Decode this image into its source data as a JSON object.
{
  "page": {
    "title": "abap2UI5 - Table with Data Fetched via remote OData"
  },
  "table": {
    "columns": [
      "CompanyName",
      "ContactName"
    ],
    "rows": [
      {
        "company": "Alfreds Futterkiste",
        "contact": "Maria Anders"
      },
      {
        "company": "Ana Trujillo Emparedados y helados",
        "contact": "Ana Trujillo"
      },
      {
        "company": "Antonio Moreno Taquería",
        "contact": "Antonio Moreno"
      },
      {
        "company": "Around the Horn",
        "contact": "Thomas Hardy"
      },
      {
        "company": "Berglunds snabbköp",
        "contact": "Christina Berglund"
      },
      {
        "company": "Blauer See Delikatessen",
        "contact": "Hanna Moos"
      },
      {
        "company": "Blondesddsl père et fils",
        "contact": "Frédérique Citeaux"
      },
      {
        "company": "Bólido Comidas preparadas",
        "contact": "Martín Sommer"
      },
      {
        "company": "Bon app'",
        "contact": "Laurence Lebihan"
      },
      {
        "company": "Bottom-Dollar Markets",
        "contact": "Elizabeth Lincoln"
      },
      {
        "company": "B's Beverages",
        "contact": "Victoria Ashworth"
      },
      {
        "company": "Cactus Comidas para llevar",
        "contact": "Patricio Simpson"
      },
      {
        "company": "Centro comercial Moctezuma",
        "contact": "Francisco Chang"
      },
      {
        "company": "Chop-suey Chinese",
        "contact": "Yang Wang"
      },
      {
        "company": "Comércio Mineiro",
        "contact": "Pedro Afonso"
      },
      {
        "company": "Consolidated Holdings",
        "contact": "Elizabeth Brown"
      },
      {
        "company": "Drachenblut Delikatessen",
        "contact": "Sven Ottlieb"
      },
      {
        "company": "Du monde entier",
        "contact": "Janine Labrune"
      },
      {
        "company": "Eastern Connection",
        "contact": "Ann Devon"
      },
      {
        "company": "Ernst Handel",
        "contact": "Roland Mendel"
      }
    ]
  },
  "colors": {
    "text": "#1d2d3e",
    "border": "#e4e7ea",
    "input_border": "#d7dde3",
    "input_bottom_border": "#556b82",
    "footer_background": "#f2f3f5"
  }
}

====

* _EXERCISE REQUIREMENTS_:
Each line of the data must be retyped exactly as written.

* _WORKED SOLUTION_:
Decode this image into its source data as a JSON object.
{
  "page": {
    "title": "abap2UI5 - Table with Data Fetched via remote OData"
  },
  "table": {
    "columns": [
      "CompanyName",
      "ContactName"
    ],
    "rows": [
      {
        "company": "Alfreds Futterkiste",
        "contact": "Maria Anders"
      },
      {
        "company": "Ana Trujillo Emparedados y helados",
        "contact": "Ana Trujillo"
      },
      {
        "company": "Antonio Moreno Taquería",
        "contact": "Antonio Moreno"
      },
      {
        "company": "Around the Horn",
        "contact": "Thomas Hardy"
      },
      {
        "company": "Berglunds snabbköp",
        "contact": "Christina Berglund"
      },
      {
        "company": "Blauer See Delikatessen",
        "contact": "Hanna Moos"
      },
      {
        "company": "Blondesddsl père et fils",
        "contact": "Frédérique Citeaux"
      },
      {
        "company": "Bólido Comidas preparadas",
        "contact": "Martín Sommer"
      },
      {
        "company": "Bon app'",
        "contact": "Laurence Lebihan"
      },
      {
        "company": "Bottom-Dollar Markets",
        "contact": "Elizabeth Lincoln"
      },
      {
        "company": "B's Beverages",
        "contact": "Victoria Ashworth"
      },
      {
        "company": "Cactus Comidas para llevar",
        "contact": "Patricio Simpson"
      },
      {
        "company": "Centro comercial Moctezuma",
        "contact": "Francisco Chang"
      },
      {
        "company": "Chop-suey Chinese",
        "contact": "Yang Wang"
      },
      {
        "company": "Comércio Mineiro",
        "contact": "Pedro Afonso"
      },
      {
        "company": "Consolidated Holdings",
        "contact": "Elizabeth Brown"
      },
      {
        "company": "Drachenblut Delikatessen",
        "contact": "Sven Ottlieb"
      },
      {
        "company": "Du monde entier",
        "contact": "Janine Labrune"
      },
      {
        "company": "Eastern Connection",
        "contact": "Ann Devon"
      },
      {
        "company": "Ernst Handel",
        "contact": "Roland Mendel"
      }
    ]
  },
  "colors": {
    "text": "#1d2d3e",
    "border": "#e4e7ea",
    "input_border": "#d7dde3",
    "input_bottom_border": "#556b82",
    "footer_background": "#f2f3f5"
  }
}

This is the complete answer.